Aang is no longer on his journey to become the Avatar, but he jumps directly into taking action by Episode 4, his jokes and way of peace long gone. His journey, which does take up all 61 episodes in the animation, seems to be muddled down to a few short episodes. The Gaang seem to need the time to understand their roles and what is at stake for each of them. They seem distant, a superficial coloring of teenage angst, yet I’m hopeful for them to grow. I’ll be as old as King Bumi when the second season comes out. 

Dallas Liu and Paul Sun-Hyung Lee put up a stellar performance. The uncle and nephew team, a fan-favorite from the animation, do an amazing job of building up the pain of loss through the latter half of the show. Zuko deals with scars inside and out — his face was branded by his own father’s fire, leaving a burn mark that runs through his eye, brow and ear, a permanent reminder that he is not the perfect crown prince or son. 

His uncle Iroh, a tea-loving retired war general, joins him in his exile and mission to find the Avatar to regain his honor. Liu and Lee work amazingly together. Zuko sees the world for the first time not as the future Fire Lord, but as a child, and Iroh helps him question if he truly needs his father’s approval. Liu works great at proving how sad Zuko is from being rejected by his family, and Lee masterfully depicts a grieving, wise man who doesn’t want to lose his loved ones. Iroh and Zuko’s journey best serves to understand what is at stake and how we define our destiny, truly building up their characters fully. Seeing them in live-action brought a fire to my soul  — get it?

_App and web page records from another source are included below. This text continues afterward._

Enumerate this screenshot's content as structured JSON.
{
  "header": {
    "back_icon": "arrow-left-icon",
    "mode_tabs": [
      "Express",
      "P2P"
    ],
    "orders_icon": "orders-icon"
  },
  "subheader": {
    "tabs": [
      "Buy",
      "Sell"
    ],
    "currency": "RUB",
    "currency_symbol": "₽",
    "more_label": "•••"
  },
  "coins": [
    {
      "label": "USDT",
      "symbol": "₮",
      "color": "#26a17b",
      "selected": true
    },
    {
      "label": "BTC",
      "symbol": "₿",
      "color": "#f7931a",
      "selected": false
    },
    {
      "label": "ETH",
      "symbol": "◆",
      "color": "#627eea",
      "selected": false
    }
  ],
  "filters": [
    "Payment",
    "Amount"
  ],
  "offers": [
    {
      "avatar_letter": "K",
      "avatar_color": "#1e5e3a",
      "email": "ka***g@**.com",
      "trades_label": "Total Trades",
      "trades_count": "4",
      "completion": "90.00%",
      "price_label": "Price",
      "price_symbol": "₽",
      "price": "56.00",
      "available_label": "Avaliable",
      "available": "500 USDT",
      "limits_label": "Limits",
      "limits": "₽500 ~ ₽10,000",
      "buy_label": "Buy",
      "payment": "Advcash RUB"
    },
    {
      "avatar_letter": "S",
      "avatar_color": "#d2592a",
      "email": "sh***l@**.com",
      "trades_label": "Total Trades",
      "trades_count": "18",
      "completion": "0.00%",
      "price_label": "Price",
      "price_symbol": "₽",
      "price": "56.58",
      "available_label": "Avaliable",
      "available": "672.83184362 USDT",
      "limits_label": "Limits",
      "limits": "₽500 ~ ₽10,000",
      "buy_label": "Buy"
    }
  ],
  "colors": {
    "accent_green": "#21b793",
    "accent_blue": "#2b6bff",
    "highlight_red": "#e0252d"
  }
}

But, why are we so desperate to bring every cartoon to live-action? Why are we desperately excited and hopeful for these adaptations? What do we even want to get out of it? Are we that desperate to see magic at the hands of real humans in times that seem dystopian to some degree? Is this just a projection of our desire to see magic — to see ourselves in a new light — in our daily lives, a seemingly childish dream that has followed us into adulthood? Do I want to relive my childhood, even as a boring college student, and remind myself how magical life can feel? 

“Avatar: The Last Airbender” tries its hardest, but its secondary characters and villains are the true spirit of the show — playful and hopeful, each with their desire to become part of the bigger world. Characters like Yue — including her stiff, Party City wig, even with a Netflix-level budget — Suki, Iroh and Zuko remain the most prevalent figures, and become the heroes of the live-action adaptation. What truly made me tearbend was the image of all the female waterbenders, dressed in their Indigenous clothes, standing together to defend their land together. I didn’t care anymore about staying true to the animated story — what mattered was that scene alone encompassing everything 15-year-old Irene loved about the original show.

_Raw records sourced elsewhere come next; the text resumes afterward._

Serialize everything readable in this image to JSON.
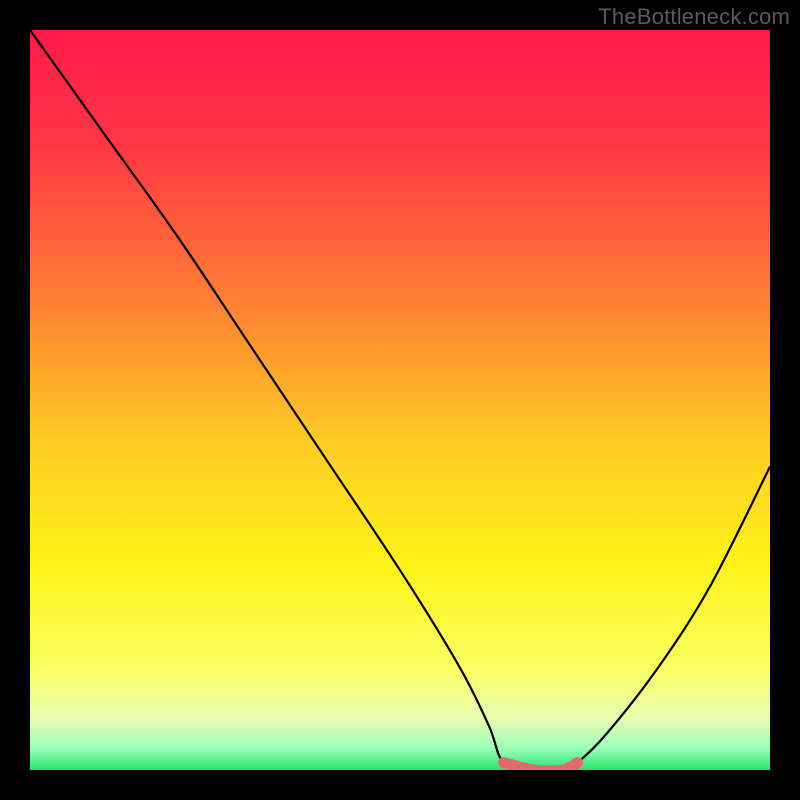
{
  "watermark": "TheBottleneck.com",
  "chart_data": {
    "type": "line",
    "title": "",
    "xlabel": "",
    "ylabel": "",
    "xlim": [
      0,
      100
    ],
    "ylim": [
      0,
      100
    ],
    "grid": false,
    "legend": false,
    "series": [
      {
        "name": "bottleneck-curve",
        "x": [
          0,
          10,
          20,
          30,
          40,
          50,
          58,
          62,
          64,
          68,
          72,
          74,
          78,
          85,
          92,
          100
        ],
        "values": [
          100,
          86,
          72,
          57,
          42,
          27,
          14,
          6,
          1,
          0,
          0,
          1,
          5,
          14,
          25,
          41
        ]
      },
      {
        "name": "highlight-segment",
        "x": [
          64,
          68,
          72,
          74
        ],
        "values": [
          1,
          0,
          0,
          1
        ]
      }
    ],
    "background_gradient": {
      "stops": [
        {
          "offset": 0.0,
          "color": "#ff1a4b"
        },
        {
          "offset": 0.15,
          "color": "#ff3545"
        },
        {
          "offset": 0.35,
          "color": "#ff7a34"
        },
        {
          "offset": 0.55,
          "color": "#ffc926"
        },
        {
          "offset": 0.72,
          "color": "#fff31a"
        },
        {
          "offset": 0.86,
          "color": "#fbff60"
        },
        {
          "offset": 0.93,
          "color": "#e7ffb0"
        },
        {
          "offset": 0.97,
          "color": "#9cffb8"
        },
        {
          "offset": 1.0,
          "color": "#28e56f"
        }
      ]
    },
    "highlight_color": "#e06a6a"
  }
}
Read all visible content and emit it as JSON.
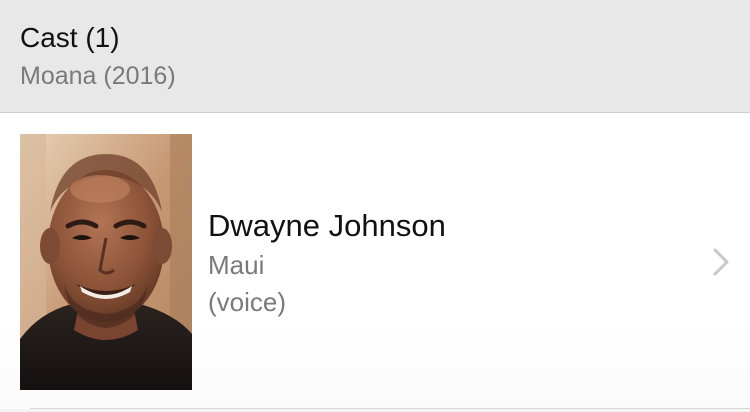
{
  "header": {
    "title": "Cast (1)",
    "subtitle": "Moana (2016)"
  },
  "cast": [
    {
      "name": "Dwayne Johnson",
      "role": "Maui",
      "note": "(voice)",
      "photo_icon": "person-headshot-photo",
      "disclosure_icon": "chevron-right-icon"
    }
  ],
  "colors": {
    "header_background": "#e8e8e8",
    "primary_text": "#111111",
    "secondary_text": "#7a7a7a",
    "chevron": "#c7c7cc",
    "separator": "#d6d6d6"
  }
}
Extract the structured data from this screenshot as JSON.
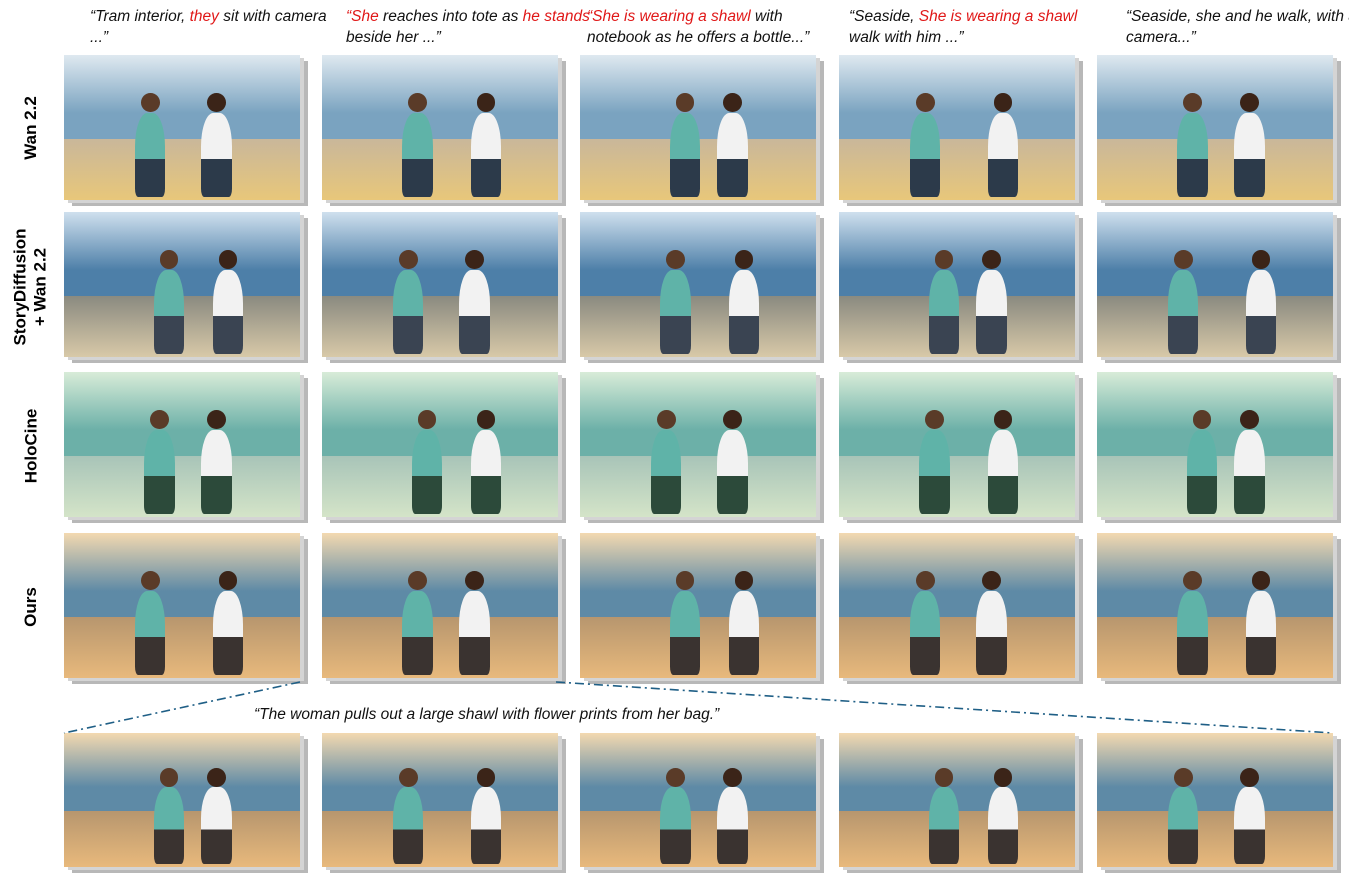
{
  "captions": [
    {
      "parts": [
        {
          "t": "“Tram interior, ",
          "red": false
        },
        {
          "t": "they",
          "red": true
        },
        {
          "t": " sit with camera ...”",
          "red": false
        }
      ]
    },
    {
      "parts": [
        {
          "t": "“She",
          "red": true
        },
        {
          "t": " reaches into tote as ",
          "red": false
        },
        {
          "t": "he stands",
          "red": true
        },
        {
          "t": " beside her ...”",
          "red": false
        }
      ]
    },
    {
      "parts": [
        {
          "t": "“She is wearing a shawl",
          "red": true
        },
        {
          "t": " with notebook as he offers a bottle...”",
          "red": false
        }
      ]
    },
    {
      "parts": [
        {
          "t": "“Seaside, ",
          "red": false
        },
        {
          "t": "She is wearing a shawl",
          "red": true
        },
        {
          "t": " walk with him ...”",
          "red": false
        }
      ]
    },
    {
      "parts": [
        {
          "t": "“Seaside, she and he walk, with a camera...”",
          "red": false
        }
      ]
    }
  ],
  "row_labels": [
    "Wan 2.2",
    "StoryDiffusion\n+ Wan 2.2",
    "HoloCine",
    "Ours"
  ],
  "bottom_caption": "“The woman pulls out a large shawl with flower prints from her bag.”",
  "colors": {
    "highlight": "#e01818",
    "guide_line": "#1f5f86"
  }
}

About the Contributor
Irene Castillo, Senior Staff Writer
Irene Sofía Castillo Maldonado is a junior history of art and architecture major with a museum studies minor and a Latin American studies certificate. She was born and raised in Puerto Rico, so you might see her long Spanish sentences slip through in her exhibition reviews. Aside from The Pitt News, she’s a researcher for anti-colonial practices in museums and art, as well as a firm coffee shop critic –– cortados are her favorite.